[Start of Attachment]

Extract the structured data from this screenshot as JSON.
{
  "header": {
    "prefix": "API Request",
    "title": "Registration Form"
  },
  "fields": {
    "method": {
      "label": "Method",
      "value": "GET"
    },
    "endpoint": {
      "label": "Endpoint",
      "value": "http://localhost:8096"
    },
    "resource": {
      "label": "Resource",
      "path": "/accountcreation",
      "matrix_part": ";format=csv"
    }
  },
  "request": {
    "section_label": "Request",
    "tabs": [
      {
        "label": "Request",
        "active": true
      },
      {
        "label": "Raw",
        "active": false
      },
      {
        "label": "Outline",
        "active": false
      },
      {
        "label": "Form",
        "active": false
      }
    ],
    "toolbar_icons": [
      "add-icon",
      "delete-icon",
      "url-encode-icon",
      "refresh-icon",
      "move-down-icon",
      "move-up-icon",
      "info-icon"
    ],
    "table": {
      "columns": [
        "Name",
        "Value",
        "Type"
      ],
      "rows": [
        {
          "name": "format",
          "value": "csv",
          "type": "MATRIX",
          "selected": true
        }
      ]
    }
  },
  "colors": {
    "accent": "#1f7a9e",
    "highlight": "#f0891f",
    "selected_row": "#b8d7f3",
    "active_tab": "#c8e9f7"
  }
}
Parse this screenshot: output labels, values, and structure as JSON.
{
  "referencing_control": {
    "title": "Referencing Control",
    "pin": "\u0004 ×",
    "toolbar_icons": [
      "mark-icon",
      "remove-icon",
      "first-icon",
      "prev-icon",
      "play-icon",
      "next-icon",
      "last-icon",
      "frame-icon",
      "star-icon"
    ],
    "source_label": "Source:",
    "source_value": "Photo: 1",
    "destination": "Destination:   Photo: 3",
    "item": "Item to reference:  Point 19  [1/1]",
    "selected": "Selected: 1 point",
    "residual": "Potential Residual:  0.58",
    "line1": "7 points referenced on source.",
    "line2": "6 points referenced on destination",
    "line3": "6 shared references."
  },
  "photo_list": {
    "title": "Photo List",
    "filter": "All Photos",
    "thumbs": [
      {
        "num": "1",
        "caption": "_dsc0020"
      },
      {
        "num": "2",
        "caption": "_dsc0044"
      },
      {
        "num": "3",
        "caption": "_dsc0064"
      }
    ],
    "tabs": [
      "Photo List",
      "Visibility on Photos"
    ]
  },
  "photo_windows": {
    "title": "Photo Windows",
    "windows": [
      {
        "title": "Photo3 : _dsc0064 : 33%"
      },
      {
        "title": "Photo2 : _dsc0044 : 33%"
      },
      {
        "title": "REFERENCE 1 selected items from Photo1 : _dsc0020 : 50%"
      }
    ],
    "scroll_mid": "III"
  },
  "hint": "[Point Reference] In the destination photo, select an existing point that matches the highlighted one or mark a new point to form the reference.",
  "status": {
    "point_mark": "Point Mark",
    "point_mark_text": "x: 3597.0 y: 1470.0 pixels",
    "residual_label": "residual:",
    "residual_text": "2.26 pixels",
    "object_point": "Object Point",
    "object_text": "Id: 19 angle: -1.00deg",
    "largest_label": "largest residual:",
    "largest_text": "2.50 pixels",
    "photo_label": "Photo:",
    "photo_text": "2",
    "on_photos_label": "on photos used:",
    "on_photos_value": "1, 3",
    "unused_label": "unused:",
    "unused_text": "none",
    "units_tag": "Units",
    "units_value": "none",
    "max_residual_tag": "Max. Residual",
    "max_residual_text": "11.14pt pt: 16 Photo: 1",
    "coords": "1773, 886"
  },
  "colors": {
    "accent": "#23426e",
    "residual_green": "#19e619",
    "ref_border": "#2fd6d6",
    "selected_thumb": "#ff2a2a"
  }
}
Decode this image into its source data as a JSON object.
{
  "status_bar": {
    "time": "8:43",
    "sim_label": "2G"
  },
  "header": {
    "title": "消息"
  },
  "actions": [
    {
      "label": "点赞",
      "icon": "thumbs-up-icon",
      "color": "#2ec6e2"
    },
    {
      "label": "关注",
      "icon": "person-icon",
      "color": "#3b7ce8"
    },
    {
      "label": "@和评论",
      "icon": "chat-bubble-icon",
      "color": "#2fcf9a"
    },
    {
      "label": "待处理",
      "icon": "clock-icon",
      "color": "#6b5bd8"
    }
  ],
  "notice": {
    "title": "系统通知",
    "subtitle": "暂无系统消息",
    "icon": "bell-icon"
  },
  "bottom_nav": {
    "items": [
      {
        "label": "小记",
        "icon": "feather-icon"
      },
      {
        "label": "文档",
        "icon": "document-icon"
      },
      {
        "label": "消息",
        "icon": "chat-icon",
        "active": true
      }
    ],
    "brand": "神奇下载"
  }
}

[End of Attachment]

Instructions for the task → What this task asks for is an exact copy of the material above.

Exercise response →
Extract the structured data from this screenshot as JSON.
{
  "header": {
    "prefix": "API Request",
    "title": "Registration Form"
  },
  "fields": {
    "method": {
      "label": "Method",
      "value": "GET"
    },
    "endpoint": {
      "label": "Endpoint",
      "value": "http://localhost:8096"
    },
    "resource": {
      "label": "Resource",
      "path": "/accountcreation",
      "matrix_part": ";format=csv"
    }
  },
  "request": {
    "section_label": "Request",
    "tabs": [
      {
        "label": "Request",
        "active": true
      },
      {
        "label": "Raw",
        "active": false
      },
      {
        "label": "Outline",
        "active": false
      },
      {
        "label": "Form",
        "active": false
      }
    ],
    "toolbar_icons": [
      "add-icon",
      "delete-icon",
      "url-encode-icon",
      "refresh-icon",
      "move-down-icon",
      "move-up-icon",
      "info-icon"
    ],
    "table": {
      "columns": [
        "Name",
        "Value",
        "Type"
      ],
      "rows": [
        {
          "name": "format",
          "value": "csv",
          "type": "MATRIX",
          "selected": true
        }
      ]
    }
  },
  "colors": {
    "accent": "#1f7a9e",
    "highlight": "#f0891f",
    "selected_row": "#b8d7f3",
    "active_tab": "#c8e9f7"
  }
}
Parse this screenshot: output labels, values, and structure as JSON.
{
  "referencing_control": {
    "title": "Referencing Control",
    "pin": "\u0004 ×",
    "toolbar_icons": [
      "mark-icon",
      "remove-icon",
      "first-icon",
      "prev-icon",
      "play-icon",
      "next-icon",
      "last-icon",
      "frame-icon",
      "star-icon"
    ],
    "source_label": "Source:",
    "source_value": "Photo: 1",
    "destination": "Destination:   Photo: 3",
    "item": "Item to reference:  Point 19  [1/1]",
    "selected": "Selected: 1 point",
    "residual": "Potential Residual:  0.58",
    "line1": "7 points referenced on source.",
    "line2": "6 points referenced on destination",
    "line3": "6 shared references."
  },
  "photo_list": {
    "title": "Photo List",
    "filter": "All Photos",
    "thumbs": [
      {
        "num": "1",
        "caption": "_dsc0020"
      },
      {
        "num": "2",
        "caption": "_dsc0044"
      },
      {
        "num": "3",
        "caption": "_dsc0064"
      }
    ],
    "tabs": [
      "Photo List",
      "Visibility on Photos"
    ]
  },
  "photo_windows": {
    "title": "Photo Windows",
    "windows": [
      {
        "title": "Photo3 : _dsc0064 : 33%"
      },
      {
        "title": "Photo2 : _dsc0044 : 33%"
      },
      {
        "title": "REFERENCE 1 selected items from Photo1 : _dsc0020 : 50%"
      }
    ],
    "scroll_mid": "III"
  },
  "hint": "[Point Reference] In the destination photo, select an existing point that matches the highlighted one or mark a new point to form the reference.",
  "status": {
    "point_mark": "Point Mark",
    "point_mark_text": "x: 3597.0 y: 1470.0 pixels",
    "residual_label": "residual:",
    "residual_text": "2.26 pixels",
    "object_point": "Object Point",
    "object_text": "Id: 19 angle: -1.00deg",
    "largest_label": "largest residual:",
    "largest_text": "2.50 pixels",
    "photo_label": "Photo:",
    "photo_text": "2",
    "on_photos_label": "on photos used:",
    "on_photos_value": "1, 3",
    "unused_label": "unused:",
    "unused_text": "none",
    "units_tag": "Units",
    "units_value": "none",
    "max_residual_tag": "Max. Residual",
    "max_residual_text": "11.14pt pt: 16 Photo: 1",
    "coords": "1773, 886"
  },
  "colors": {
    "accent": "#23426e",
    "residual_green": "#19e619",
    "ref_border": "#2fd6d6",
    "selected_thumb": "#ff2a2a"
  }
}
Decode this image into its source data as a JSON object.
{
  "status_bar": {
    "time": "8:43",
    "sim_label": "2G"
  },
  "header": {
    "title": "消息"
  },
  "actions": [
    {
      "label": "点赞",
      "icon": "thumbs-up-icon",
      "color": "#2ec6e2"
    },
    {
      "label": "关注",
      "icon": "person-icon",
      "color": "#3b7ce8"
    },
    {
      "label": "@和评论",
      "icon": "chat-bubble-icon",
      "color": "#2fcf9a"
    },
    {
      "label": "待处理",
      "icon": "clock-icon",
      "color": "#6b5bd8"
    }
  ],
  "notice": {
    "title": "系统通知",
    "subtitle": "暂无系统消息",
    "icon": "bell-icon"
  },
  "bottom_nav": {
    "items": [
      {
        "label": "小记",
        "icon": "feather-icon"
      },
      {
        "label": "文档",
        "icon": "document-icon"
      },
      {
        "label": "消息",
        "icon": "chat-icon",
        "active": true
      }
    ],
    "brand": "神奇下载"
  }
}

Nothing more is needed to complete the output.